It’s been almost 10 years since the light switch of my life was flipped, changing its color forever; 10 years since I was diagnosed with cancer — with malignant pleural mesothelioma. It’s also nearing my 10-year anniversary as a survivor. The tragic part of this story? The cause of this disease is known, and it’s preventable. A natural mineral, far from harmless.
I’ve been blessed with ten more years I didn’t think I’d have, and through my journey I’ve discovered a purpose for the life I’m able to live that’s bigger and more important than I could’ve ever dreamed up. Personal stories are powerful, and I’m more determined than ever to use mine to fuel and propel a life-saving mission forward.
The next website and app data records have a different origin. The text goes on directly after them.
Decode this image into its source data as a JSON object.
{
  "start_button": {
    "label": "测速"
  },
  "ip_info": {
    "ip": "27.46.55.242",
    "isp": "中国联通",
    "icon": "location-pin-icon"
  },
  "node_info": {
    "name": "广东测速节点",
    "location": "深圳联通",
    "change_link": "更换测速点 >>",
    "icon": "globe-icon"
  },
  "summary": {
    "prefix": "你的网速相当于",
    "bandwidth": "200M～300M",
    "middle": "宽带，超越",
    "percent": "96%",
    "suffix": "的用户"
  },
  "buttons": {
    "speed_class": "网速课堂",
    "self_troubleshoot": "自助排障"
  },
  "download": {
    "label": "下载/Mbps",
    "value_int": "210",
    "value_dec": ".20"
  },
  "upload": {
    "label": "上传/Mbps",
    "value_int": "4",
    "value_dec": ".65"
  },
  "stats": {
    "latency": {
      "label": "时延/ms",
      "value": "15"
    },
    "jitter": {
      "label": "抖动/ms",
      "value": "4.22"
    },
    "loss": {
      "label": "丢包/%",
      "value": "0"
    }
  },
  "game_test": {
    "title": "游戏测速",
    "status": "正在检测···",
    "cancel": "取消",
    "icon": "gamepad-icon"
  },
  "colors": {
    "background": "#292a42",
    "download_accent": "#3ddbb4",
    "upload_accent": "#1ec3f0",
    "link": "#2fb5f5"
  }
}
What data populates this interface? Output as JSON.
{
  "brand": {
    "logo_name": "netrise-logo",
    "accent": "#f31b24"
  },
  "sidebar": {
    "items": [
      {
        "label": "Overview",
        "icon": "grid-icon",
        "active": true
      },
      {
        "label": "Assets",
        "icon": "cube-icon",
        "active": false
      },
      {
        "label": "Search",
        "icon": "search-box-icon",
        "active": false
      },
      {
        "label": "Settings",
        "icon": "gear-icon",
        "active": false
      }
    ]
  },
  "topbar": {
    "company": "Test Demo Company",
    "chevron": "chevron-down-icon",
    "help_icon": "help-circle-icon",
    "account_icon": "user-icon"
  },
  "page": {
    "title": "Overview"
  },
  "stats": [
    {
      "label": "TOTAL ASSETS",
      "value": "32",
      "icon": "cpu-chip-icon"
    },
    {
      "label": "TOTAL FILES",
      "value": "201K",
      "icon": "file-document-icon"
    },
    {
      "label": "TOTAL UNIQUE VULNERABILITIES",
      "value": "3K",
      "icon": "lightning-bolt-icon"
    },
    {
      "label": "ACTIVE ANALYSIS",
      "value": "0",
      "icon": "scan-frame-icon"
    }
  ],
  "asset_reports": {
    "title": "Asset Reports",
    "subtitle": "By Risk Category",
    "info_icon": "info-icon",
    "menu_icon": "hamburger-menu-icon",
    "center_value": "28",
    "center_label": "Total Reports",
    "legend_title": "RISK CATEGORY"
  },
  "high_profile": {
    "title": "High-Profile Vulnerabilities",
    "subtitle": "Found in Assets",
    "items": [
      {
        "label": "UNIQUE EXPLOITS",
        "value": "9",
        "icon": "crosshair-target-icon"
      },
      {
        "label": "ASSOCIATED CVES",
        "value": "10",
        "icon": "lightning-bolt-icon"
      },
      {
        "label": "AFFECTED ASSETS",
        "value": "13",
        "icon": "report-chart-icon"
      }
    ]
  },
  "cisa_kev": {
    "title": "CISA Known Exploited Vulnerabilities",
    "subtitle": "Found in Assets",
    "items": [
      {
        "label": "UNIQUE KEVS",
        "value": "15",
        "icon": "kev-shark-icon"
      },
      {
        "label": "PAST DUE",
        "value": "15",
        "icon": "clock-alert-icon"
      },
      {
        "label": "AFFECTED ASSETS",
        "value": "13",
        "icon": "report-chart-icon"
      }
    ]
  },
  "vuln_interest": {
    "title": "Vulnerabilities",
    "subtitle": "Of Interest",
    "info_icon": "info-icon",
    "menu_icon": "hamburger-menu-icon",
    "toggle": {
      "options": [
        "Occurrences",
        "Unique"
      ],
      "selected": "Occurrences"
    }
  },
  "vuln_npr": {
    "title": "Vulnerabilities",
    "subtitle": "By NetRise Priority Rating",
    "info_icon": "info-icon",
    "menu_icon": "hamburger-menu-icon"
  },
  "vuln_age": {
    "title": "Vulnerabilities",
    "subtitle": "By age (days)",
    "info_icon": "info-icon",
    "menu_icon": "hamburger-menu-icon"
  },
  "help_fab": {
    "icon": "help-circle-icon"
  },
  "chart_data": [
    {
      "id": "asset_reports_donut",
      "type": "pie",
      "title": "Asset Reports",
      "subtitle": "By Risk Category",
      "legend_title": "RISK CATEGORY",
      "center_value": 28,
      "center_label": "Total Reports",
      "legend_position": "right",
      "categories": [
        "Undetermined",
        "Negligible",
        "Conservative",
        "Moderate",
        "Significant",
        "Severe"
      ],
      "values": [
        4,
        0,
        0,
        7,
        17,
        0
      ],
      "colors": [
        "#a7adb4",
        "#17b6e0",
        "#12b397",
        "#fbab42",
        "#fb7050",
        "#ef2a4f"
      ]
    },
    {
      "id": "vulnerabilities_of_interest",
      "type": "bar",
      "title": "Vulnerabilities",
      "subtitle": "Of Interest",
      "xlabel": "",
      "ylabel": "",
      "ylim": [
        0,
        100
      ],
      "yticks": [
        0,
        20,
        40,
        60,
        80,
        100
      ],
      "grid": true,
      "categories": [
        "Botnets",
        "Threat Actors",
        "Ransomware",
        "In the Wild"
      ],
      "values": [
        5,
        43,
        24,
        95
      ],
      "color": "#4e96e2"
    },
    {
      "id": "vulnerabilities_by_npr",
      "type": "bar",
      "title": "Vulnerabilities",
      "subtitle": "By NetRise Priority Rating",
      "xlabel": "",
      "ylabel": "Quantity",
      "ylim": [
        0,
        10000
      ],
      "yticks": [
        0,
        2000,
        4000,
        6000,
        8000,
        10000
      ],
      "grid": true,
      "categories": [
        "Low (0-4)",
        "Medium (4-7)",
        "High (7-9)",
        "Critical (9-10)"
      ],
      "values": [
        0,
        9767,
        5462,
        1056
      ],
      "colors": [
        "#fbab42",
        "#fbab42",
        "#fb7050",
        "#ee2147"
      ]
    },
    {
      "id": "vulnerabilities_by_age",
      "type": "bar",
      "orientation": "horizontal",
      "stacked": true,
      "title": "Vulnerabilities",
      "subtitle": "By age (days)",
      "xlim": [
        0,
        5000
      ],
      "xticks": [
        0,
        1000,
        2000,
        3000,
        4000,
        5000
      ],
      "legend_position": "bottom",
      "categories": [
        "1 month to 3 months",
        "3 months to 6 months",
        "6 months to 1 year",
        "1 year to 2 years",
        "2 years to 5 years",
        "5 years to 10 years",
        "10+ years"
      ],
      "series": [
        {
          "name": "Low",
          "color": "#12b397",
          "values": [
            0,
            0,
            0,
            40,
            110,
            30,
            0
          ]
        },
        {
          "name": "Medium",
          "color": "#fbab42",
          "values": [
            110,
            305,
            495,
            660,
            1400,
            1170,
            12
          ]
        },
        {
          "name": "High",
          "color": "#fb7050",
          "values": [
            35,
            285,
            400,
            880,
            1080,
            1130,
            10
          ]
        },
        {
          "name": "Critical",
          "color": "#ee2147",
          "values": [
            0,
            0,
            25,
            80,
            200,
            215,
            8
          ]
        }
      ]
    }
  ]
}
With my story, I aim to bring awareness to asbestos, the deadly cancer-causing mineral that found its way into my lungs when I was a child. This substance needs to be banned, once and for all.
When my lung was removed, hope took its place. Along with my beautiful family and friends, that hope has kept me alive, happy, and moving forward.
This message of hope is what I wish to spread leading up to my ten year anniversary, with Beating the Odds: My Decade of Survivorship. Each month for the next 10 months, I am writing a chapter that encapsulates a feeling, moment, or event experienced during my cancer journey. Much like a traditional serial, this online series is meant to allow a growing community to read a story together, one chapter at a time.
Part 1 begins where I began: in Shock. A doctor’s visit meant to determine what was causing my fatigue, pale complexion and shortness of breath turned into more than I had bargained for. Cancer? Mesothelioma — a disease rare for young women, and rare to survive.
From where? From what? From wearing my father’s dusty work jacket, which harbored a danger invisible to us all.
Then, naturally, the Fear and Denial settled in. There were a number of fears — what about Lily, my daughter? What about the family and life I had worked so hard to build with my husband, Cam? What does a life with cancer look like? What does a body with cancer look like? What if the surgery fails, and I die?
Then came Treatment and, eventually, Healing. There was surgery, followed by chemotherapy that tried to break my spirit. With a little bravery and a lot of love, support, and prayer, it failed to do so. Instead, I became stronger. A fire was lit.
The fears don’t go away, but the important thing is that I face them. I want others to feel like they can do the same, no matter the adversity they are facing. As the fourth chapter I’m currently writing will show, there will always be Loss and Setbacks. But that’s where survival comes in, where hope works its magic. Keep moving forward, and you’re a survivor.
I’m just one of countless cancer survivors. I’m just one person out of too many who have been diagnosed with mesothelioma — some who are just beginning their journey, some whose journeys have come to a heartbreaking end. This story is for them.
And, this story is for you, to make you aware of this disease. To make you aware of the fact that asbestos is still legal in the U.S.
Finally, this story is meant to show the world what hope can do. I’d be honored if you joined me on this journey into the past, present, and future.